This post was also published in VentureBeat.
Sentiment analysis is a hot new trend in social media, with the promise of helping brands understand what consumers are thinking and saying about their products. Products including early contender Radian 6, newcomers such as BuzzLogic, and my own company’s Webtrends Social Measurement product are becoming pervasive in marketing organizations. But while consumer sentiment is important, what’s much more important is revenue.
When revenue is down 10%, “but people like us!” is not an acceptable response from the head of marketing. Sentiment analysis isn’t a solution unto itself, but it can be highly useful as a realtime feedback loop for advertising effectiveness and may soon be able to predict advertising results.
In the Mad Men-era heyday of mass marketing, marketing spend was impossible to quantify. TV, magazine, radio and billboard ads were purchased, and it was very difficult if not impossible to track exactly the return on investment of various slices of the marketing spend. Marketers would focus on issues like branding, messages and color schemes, with virtually no feedback loop other than the occasional focus group.
With the advent of digital marketing and online commerce, marketing spend and effectiveness is now tracked at the most minute level. How many ads are clicked on, how they convert, what is working and what is not is tracked at every level and segment. Even traditional legacy advertising is voraciously tracked, from Nielsen tracking how many consumers see a TV spot to QR codes on billboards acting as an effective realworld clickthrough.
In stark contrast to marketing of the past, today’s marketers are measured by how much revenue they bring in per dollar spent. What “sentiment analysis” does is give those marketers an alternative way to measure their effectiveness — tracking how customers feel about and how much they are talking about a brand. All that effort on branding, messages, and color schemes can finally be validated!
However, the number of positive mentions you generate is simply a step towards revenue. If more people are talking about Pepsi than Coke, but more people are buying Coke than Pepsi, there is something seriously wrong in the conversion funnel towards a purchase. To make sure you’re turning positive sentiment into revenue, you need to make sure you’re making proper use of the analysis you do.
For bread and butter products like Wheaties and cable TV, sentiment analysis is more customer service — dealing with customer complaints that occur in social media and routing the complaints to the particular department that can handle it, before the complaints spread. Comcast, a company that many folks love to hate, has been particularly pro-active at responding to customers on Twitter, and even Salesforce is jumping into the game with its Service Force social CRM offering.
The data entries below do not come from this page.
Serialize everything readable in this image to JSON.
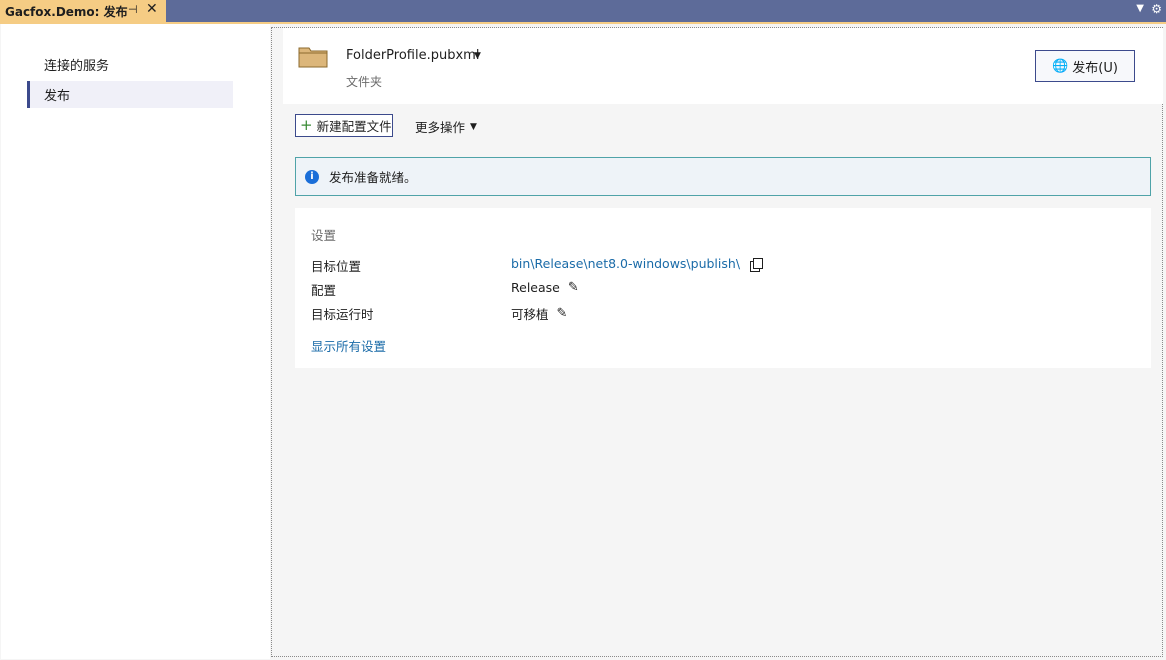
{
  "tab": {
    "title": "Gacfox.Demo: 发布",
    "pin_icon": "pin-icon",
    "close_icon": "close-icon"
  },
  "nav": {
    "items": [
      {
        "label": "连接的服务",
        "selected": false
      },
      {
        "label": "发布",
        "selected": true
      }
    ]
  },
  "profile": {
    "name": "FolderProfile.pubxml",
    "subtitle": "文件夹",
    "publish_label": "发布(U)"
  },
  "toolbar": {
    "new_profile_label": "新建配置文件",
    "more_actions_label": "更多操作"
  },
  "info": {
    "message": "发布准备就绪。"
  },
  "settings": {
    "title": "设置",
    "rows": [
      {
        "label": "目标位置",
        "value": "bin\\Release\\net8.0-windows\\publish\\"
      },
      {
        "label": "配置",
        "value": "Release"
      },
      {
        "label": "目标运行时",
        "value": "可移植"
      }
    ],
    "show_all_label": "显示所有设置"
  },
  "colors": {
    "tab_active": "#f5cc84",
    "tabstrip": "#5d6b99",
    "link": "#1a6ba8",
    "info_border": "#4fa3a8"
  }
}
For product and company launches and other new offerings, sentiment analysis can help you track in near realtime how a new product or piece of content is spreading and decide what opinions to re-promote to grease the wheels of message spread. Products like Klout and PeerIndex help further by quantifying the viral influence of people tweeting about your product, so you can prioritize retweets of positive mentions and quickly attempt to neutralize negative sentiment.
However, the more important story here goes beyond what people are saying about a single brand or product launch. For the first time in history, we can look back in time and see how word of mouth and opinion about a product spreads, turns negative, or simply vanishes. Tying historical shifts in sentiment to external factors such as ad campaigns will show exactly what has worked, what hasn’t worked, and what can inflect a campaign towards viral success.
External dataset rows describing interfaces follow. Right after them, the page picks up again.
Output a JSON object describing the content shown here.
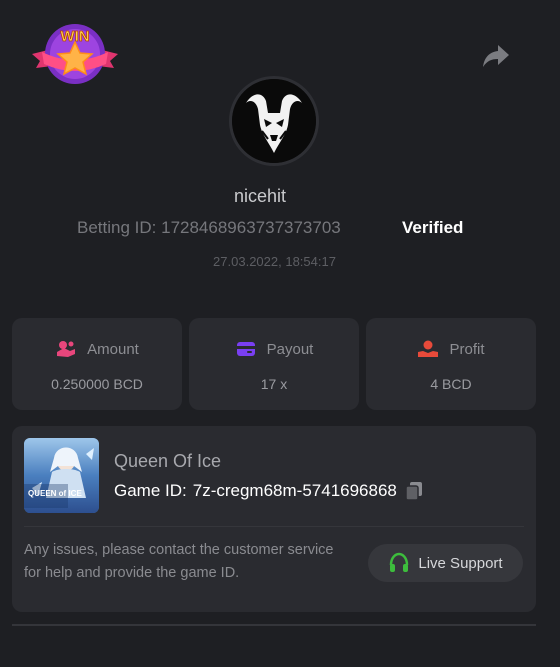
{
  "header": {
    "badge_text": "WIN",
    "share_icon": "share-icon"
  },
  "profile": {
    "username": "nicehit",
    "betting_id_label": "Betting ID:",
    "betting_id_value": "1728468963737373703",
    "verified_label": "Verified",
    "timestamp": "27.03.2022, 18:54:17"
  },
  "stats": [
    {
      "label": "Amount",
      "value": "0.250000 BCD",
      "icon": "coins-icon",
      "color": "#e8467c"
    },
    {
      "label": "Payout",
      "value": "17 x",
      "icon": "card-icon",
      "color": "#7a3ff2"
    },
    {
      "label": "Profit",
      "value": "4 BCD",
      "icon": "hand-coin-icon",
      "color": "#e84a3a"
    }
  ],
  "game": {
    "name": "Queen Of Ice",
    "id_label": "Game ID:",
    "id_value": "7z-cregm68m-5741696868",
    "thumb_text": "QUEEN of ICE",
    "issues_text": "Any issues, please contact the customer service for help and provide the game ID.",
    "support_label": "Live Support",
    "support_color": "#3dbd3d"
  }
}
Much like Wall Street tests its predictive algorithms by analyzing past stock market trends and the impact of externals factors such as news stories and government reports, companies like Topsy and Infochimps that store tweets and connections between tweets are sitting on a ton of data that can analyze past sentiment in order to predict future sentiment.
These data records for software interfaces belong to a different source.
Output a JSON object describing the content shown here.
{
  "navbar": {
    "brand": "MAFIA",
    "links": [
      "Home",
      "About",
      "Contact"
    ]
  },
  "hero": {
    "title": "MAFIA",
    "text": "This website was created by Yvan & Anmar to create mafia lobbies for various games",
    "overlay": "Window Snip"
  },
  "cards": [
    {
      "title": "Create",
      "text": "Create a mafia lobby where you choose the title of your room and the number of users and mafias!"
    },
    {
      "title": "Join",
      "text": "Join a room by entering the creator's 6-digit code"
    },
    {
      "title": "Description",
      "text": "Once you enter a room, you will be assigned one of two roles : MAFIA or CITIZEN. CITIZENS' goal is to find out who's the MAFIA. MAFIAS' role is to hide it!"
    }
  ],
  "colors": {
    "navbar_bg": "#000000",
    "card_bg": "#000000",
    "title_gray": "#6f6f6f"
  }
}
In the Mad Men era of marketing, marketers had no idea how their campaigns were doing. Nowadays, marketers can track how campaigns are performing in real time and get an idea of what people are saying about their brand. And soon, by analyzing past sentiment, marketers will be able to predict exactly how a campaign will perform, and in realtime place ad units in to tilt campaigns towards virality and conversion. Knowing that you should buy some Facebook ads targeted at a particular demographic when a multichannel campaign has had a certain amount of success on YouTube is invaluable. After all, there’s no better sentiment than having a customer’s money in your bank account.